### Aim of the exercise
Note every line in the entries that contains the string "structured", and copy it.

### Supplied data
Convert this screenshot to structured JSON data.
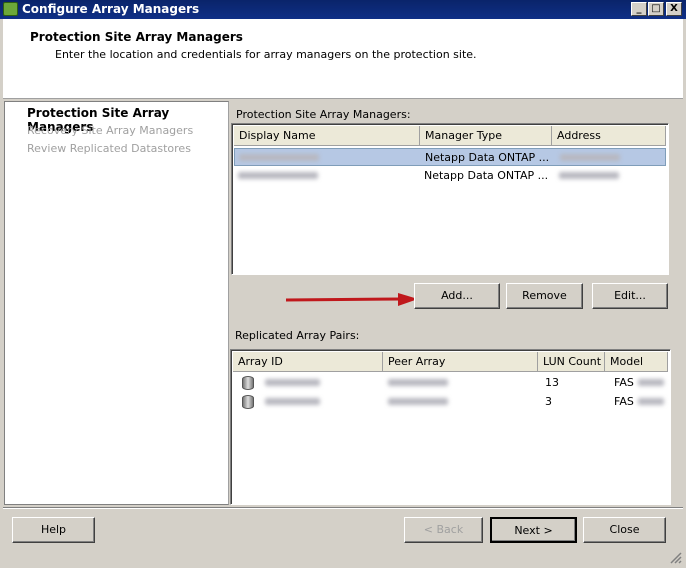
{
  "window": {
    "title": "Configure Array Managers",
    "min": "_",
    "max": "□",
    "close": "X"
  },
  "header": {
    "title": "Protection Site Array Managers",
    "subtitle": "Enter the location and credentials for array managers on the protection site."
  },
  "steps": [
    {
      "label": "Protection Site Array Managers"
    },
    {
      "label": "Recovery Site Array Managers"
    },
    {
      "label": "Review Replicated Datastores"
    }
  ],
  "managers": {
    "label": "Protection Site Array Managers:",
    "columns": [
      "Display Name",
      "Manager Type",
      "Address"
    ],
    "rows": [
      {
        "type": "Netapp Data ONTAP ...",
        "selected": true
      },
      {
        "type": "Netapp Data ONTAP ..."
      }
    ]
  },
  "actions": {
    "add": "Add...",
    "remove": "Remove",
    "edit": "Edit..."
  },
  "pairs": {
    "label": "Replicated Array Pairs:",
    "columns": [
      "Array ID",
      "Peer Array",
      "LUN Count",
      "Model"
    ],
    "rows": [
      {
        "lun_count": "13",
        "model": "FAS"
      },
      {
        "lun_count": "3",
        "model": "FAS"
      }
    ]
  },
  "footer": {
    "help": "Help",
    "back": "< Back",
    "next": "Next >",
    "close": "Close"
  },
  "colors": {
    "arrow": "#c0181c",
    "titlebar": "#0a246a"
  }
}
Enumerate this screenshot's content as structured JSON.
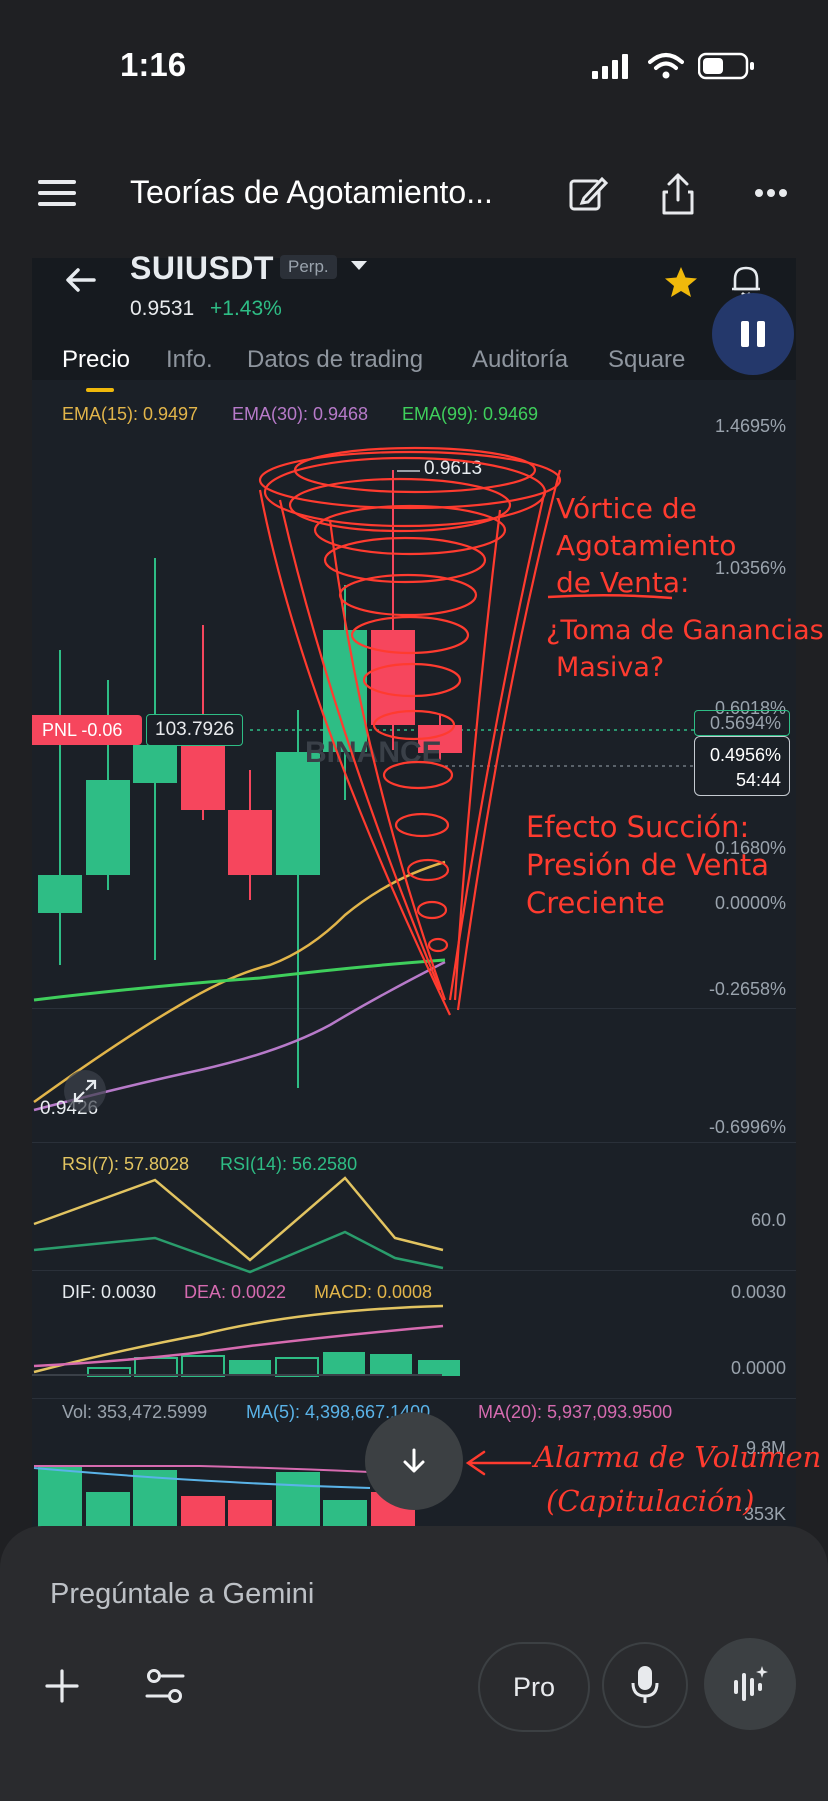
{
  "status_bar": {
    "time": "1:16"
  },
  "app_bar": {
    "title": "Teorías de Agotamiento..."
  },
  "ticker": {
    "pair": "SUIUSDT",
    "badge": "Perp.",
    "price": "0.9531",
    "change": "+1.43%"
  },
  "tabs": [
    "Precio",
    "Info.",
    "Datos de trading",
    "Auditoría",
    "Square"
  ],
  "indicators": {
    "ema15": "EMA(15): 0.9497",
    "ema30": "EMA(30): 0.9468",
    "ema99": "EMA(99): 0.9469",
    "rsi7": "RSI(7): 57.8028",
    "rsi14": "RSI(14): 56.2580",
    "dif": "DIF: 0.0030",
    "dea": "DEA: 0.0022",
    "macd": "MACD: 0.0008",
    "vol": "Vol: 353,472.5999",
    "vol_ma5": "MA(5): 4,398,667.1400",
    "vol_ma20": "MA(20): 5,937,093.9500"
  },
  "axis_labels": {
    "main": [
      "1.4695%",
      "1.0356%",
      "0.6018%",
      "0.5694%",
      "0.1680%",
      "0.0000%",
      "-0.2658%",
      "-0.6996%"
    ],
    "rsi": "60.0",
    "macd_top": "0.0030",
    "macd_zero": "0.0000",
    "vol_top": "9.8M",
    "vol_low": "353K"
  },
  "chart": {
    "high_label": "0.9613",
    "low_label": "0.9426",
    "pnl_label": "PNL -0.06",
    "pnl_value": "103.7926",
    "current_pct": "0.4956%",
    "countdown": "54:44",
    "watermark": "BINANCE"
  },
  "annotations": {
    "vortex": [
      "Vórtice de",
      "Agotamiento",
      "de Venta:",
      "¿Toma de Ganancias",
      "Masiva?"
    ],
    "suction": [
      "Efecto Succión:",
      "Presión de Venta",
      "Creciente"
    ],
    "volume": [
      "Alarma de Volumen",
      "(Capitulación)"
    ]
  },
  "composer": {
    "placeholder": "Pregúntale a Gemini",
    "mode_label": "Pro"
  },
  "colors": {
    "up": "#2ebd85",
    "down": "#f6465d",
    "ema15": "#e2b54a",
    "ema30": "#b77ac9",
    "ema99": "#3fcf5c",
    "annotation": "#ff3b2f"
  },
  "icons": [
    "menu-icon",
    "edit-icon",
    "share-icon",
    "more-icon",
    "back-arrow-icon",
    "star-icon",
    "bell-icon",
    "pause-icon",
    "expand-icon",
    "scroll-down-icon",
    "plus-icon",
    "tools-icon",
    "mic-icon",
    "live-icon"
  ]
}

### Answer for this exercise
Convert this screenshot to structured JSON data.
Enumerate this screenshot's content as structured JSON.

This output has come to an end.